It didn’t quite work out that way. Even today, I see some senior engineers who aren’t SQL pros. It proved way more complex than expected, with only basic queries being manageable. The promise of easy access fell short.

The tricky balance of making data accessible while also having depth and flexibility wasn’t really achieved by SQL too. It is widely adopted and became a standard primarily because of its robustness, yet it’s used mainly by engineers.

Microsoft Access — Low-Code Solutions Emerge

I was just a kid in the ’90s, but by the 2000s, I saw MS Access become popular as a low-code tool to build apps. You could quickly whip up databases without coding skills or SQL knowledge. People made complete applications with decent GUIs in Access, and they were pretty serious!

Later, Microsoft pitched Access as a low-code front-end for pro databases like SQL Server. You could also do automation via simple point-and-click macros. Very similar to today’s no-code tools!

I have never used Access myself since I dove into UNIX and coding early on. After so much time slinging code in VIM, I was skeptical of visual point-and-click dev. I’ve heard a lot from my peers who shared my dev background, though. They told horror stories about building and migrating Access apps. Lots of pain points.

I saw MS Access work great for a few organizations and non-technical folks. But the same as with SQL, I never actually saw non-technical people using it as intended. And I did see apps built by engineers who weren’t happy with that low-code life in the end.

No-Code Today — Echoes of the Past?

Now, don’t get me wrong, I’m no hater of no-code! Used properly as one tool among many, with eyes wide open, no-code can be tremendous.

But there’s much evidence that no-code/low-code tools never get the adoption that companies hope for.
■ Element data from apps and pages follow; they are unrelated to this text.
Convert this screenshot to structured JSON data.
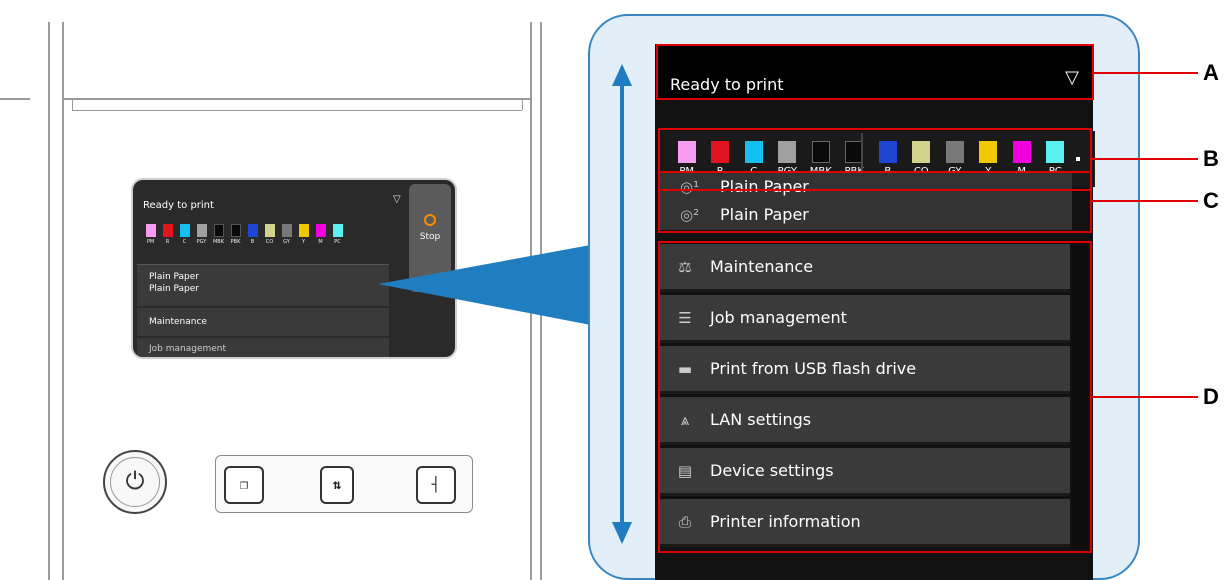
{
  "small_screen": {
    "status": "Ready to print",
    "stop_label": "Stop",
    "paper1": "Plain Paper",
    "paper2": "Plain Paper",
    "maintenance": "Maintenance",
    "job": "Job management"
  },
  "panel": {
    "status": "Ready to print",
    "wifi_icon": "wifi-icon",
    "inks": [
      {
        "label": "PM",
        "color": "#f79cf0"
      },
      {
        "label": "R",
        "color": "#e0141e"
      },
      {
        "label": "C",
        "color": "#14c0f0"
      },
      {
        "label": "PGY",
        "color": "#a0a0a0"
      },
      {
        "label": "MBK",
        "color": "#0a0a0a"
      },
      {
        "label": "PBK",
        "color": "#0a0a0a"
      },
      {
        "label": "B",
        "color": "#1e46d2"
      },
      {
        "label": "CO",
        "color": "#d2d28c"
      },
      {
        "label": "GY",
        "color": "#787878"
      },
      {
        "label": "Y",
        "color": "#f0c800"
      },
      {
        "label": "M",
        "color": "#f000dc"
      },
      {
        "label": "PC",
        "color": "#5af0f0"
      }
    ],
    "paper1": "Plain Paper",
    "paper2": "Plain Paper",
    "menu": [
      {
        "label": "Maintenance",
        "icon": "maintenance-icon"
      },
      {
        "label": "Job management",
        "icon": "job-list-icon"
      },
      {
        "label": "Print from USB flash drive",
        "icon": "usb-icon"
      },
      {
        "label": "LAN settings",
        "icon": "antenna-icon"
      },
      {
        "label": "Device settings",
        "icon": "settings-icon"
      },
      {
        "label": "Printer information",
        "icon": "printer-info-icon"
      }
    ]
  },
  "callouts": {
    "a": "A",
    "b": "B",
    "c": "C",
    "d": "D"
  },
  "colors": {
    "highlight": "#e00000",
    "panel_bg": "#e2eff8",
    "accent_blue": "#1f7dc0"
  }
}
Many fade slowly into oblivion.

Migrating or maintaining these systems gets messy, as we saw with Access and COBOL. Usually, there’s little testing or docs. Moving off legacy no-code can get really expensive and risky. And some cloud-based tools may vanish in a few years!

The examples of SQL, COBOL, and Access show that everyday folks find it hard to balance power and simplicity. There’s natural tension there. The intentions were good, but adoption faltered.
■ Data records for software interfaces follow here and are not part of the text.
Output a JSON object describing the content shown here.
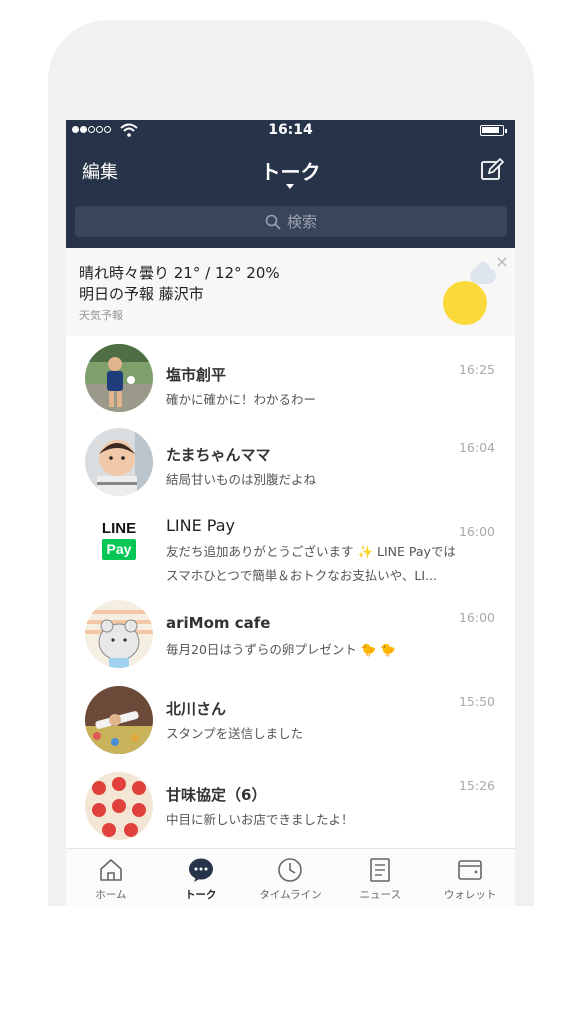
{
  "status_bar": {
    "time": "16:14"
  },
  "header": {
    "edit_label": "編集",
    "title": "トーク",
    "search_placeholder": "検索"
  },
  "weather": {
    "line1": "晴れ時々曇り 21° / 12° 20%",
    "line2": "明日の予報 藤沢市",
    "source": "天気予報",
    "close": "×"
  },
  "chats": [
    {
      "name": "塩市創平",
      "message": "確かに確かに！わかるわー",
      "time": "16:25"
    },
    {
      "name": "たまちゃんママ",
      "message": "結局甘いものは別腹だよね",
      "time": "16:04"
    },
    {
      "name": "LINE Pay",
      "message": "友だち追加ありがとうございます ✨ LINE Payではスマホひとつで簡単＆おトクなお支払いや、LI...",
      "time": "16:00",
      "logo_top": "LINE",
      "logo_bottom": "Pay"
    },
    {
      "name": "ariMom cafe",
      "message": "毎月20日はうずらの卵プレゼント 🐤 🐤",
      "time": "16:00"
    },
    {
      "name": "北川さん",
      "message": "スタンプを送信しました",
      "time": "15:50"
    },
    {
      "name": "甘味協定（6）",
      "message": "中目に新しいお店できましたよ！",
      "time": "15:26"
    }
  ],
  "tabs": [
    {
      "label": "ホーム",
      "icon": "home-icon"
    },
    {
      "label": "トーク",
      "icon": "chat-bubble-icon",
      "active": true
    },
    {
      "label": "タイムライン",
      "icon": "clock-icon"
    },
    {
      "label": "ニュース",
      "icon": "news-icon"
    },
    {
      "label": "ウォレット",
      "icon": "wallet-icon"
    }
  ],
  "colors": {
    "header_bg": "#273349",
    "line_green": "#06c755",
    "sun": "#fbd93a"
  }
}
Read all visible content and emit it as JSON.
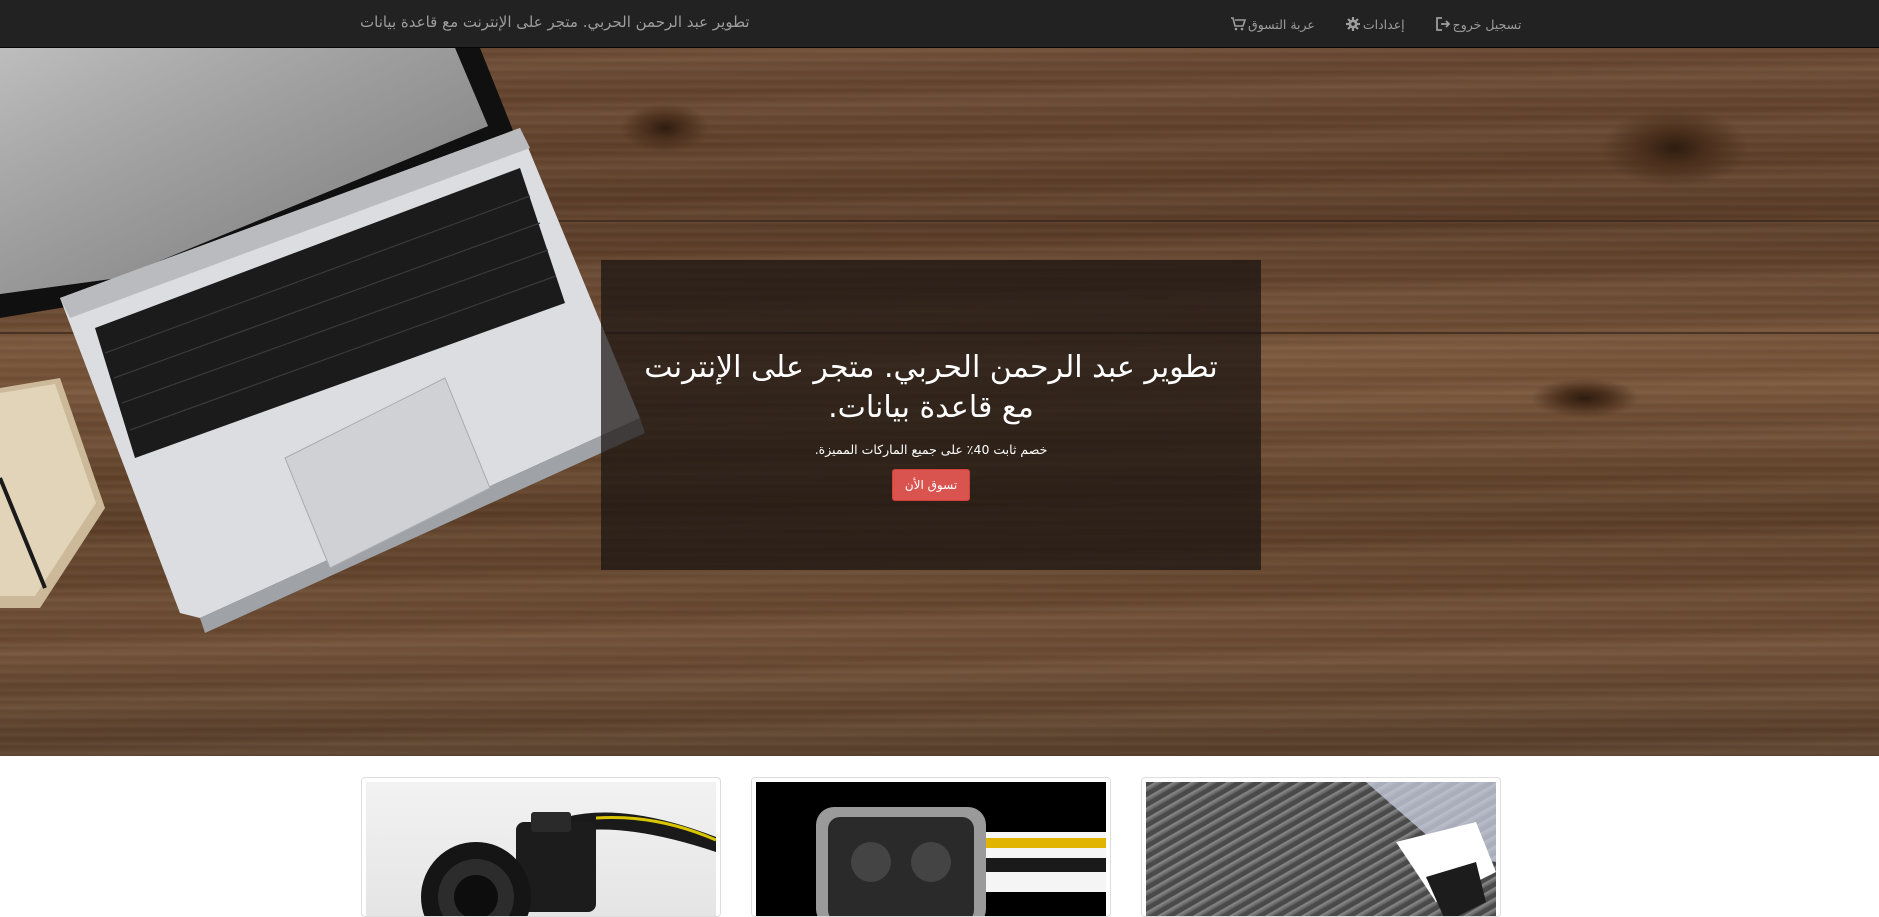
{
  "navbar": {
    "brand": "تطوير عبد الرحمن الحربي. متجر على الإنترنت مع قاعدة بيانات",
    "links": [
      {
        "label": "تسجيل خروج",
        "icon": "logout-icon"
      },
      {
        "label": "إعدادات",
        "icon": "gear-icon"
      },
      {
        "label": "عربة التسوق",
        "icon": "shopping-cart-icon"
      }
    ]
  },
  "hero": {
    "title": "تطوير عبد الرحمن الحربي. متجر على الإنترنت مع قاعدة بيانات.",
    "subtitle": "خصم ثابت 40٪ على جميع الماركات المميزة.",
    "button_label": "تسوق الأن"
  },
  "products": [
    {
      "image": "camera-image"
    },
    {
      "image": "watch-image"
    },
    {
      "image": "shirt-image"
    }
  ],
  "colors": {
    "navbar_bg": "#222222",
    "navbar_text": "#9d9d9d",
    "accent_button": "#d9534f",
    "panel_overlay": "rgba(25,20,17,0.72)"
  }
}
No-code today seems promising, but caution makes sense. These tools should complement rather than replace traditional dev. With the right pragmatic mindset, no-code can open up tech without the pitfalls of the past. But learning from history is wise as we move forward!

Originally published on Medium.com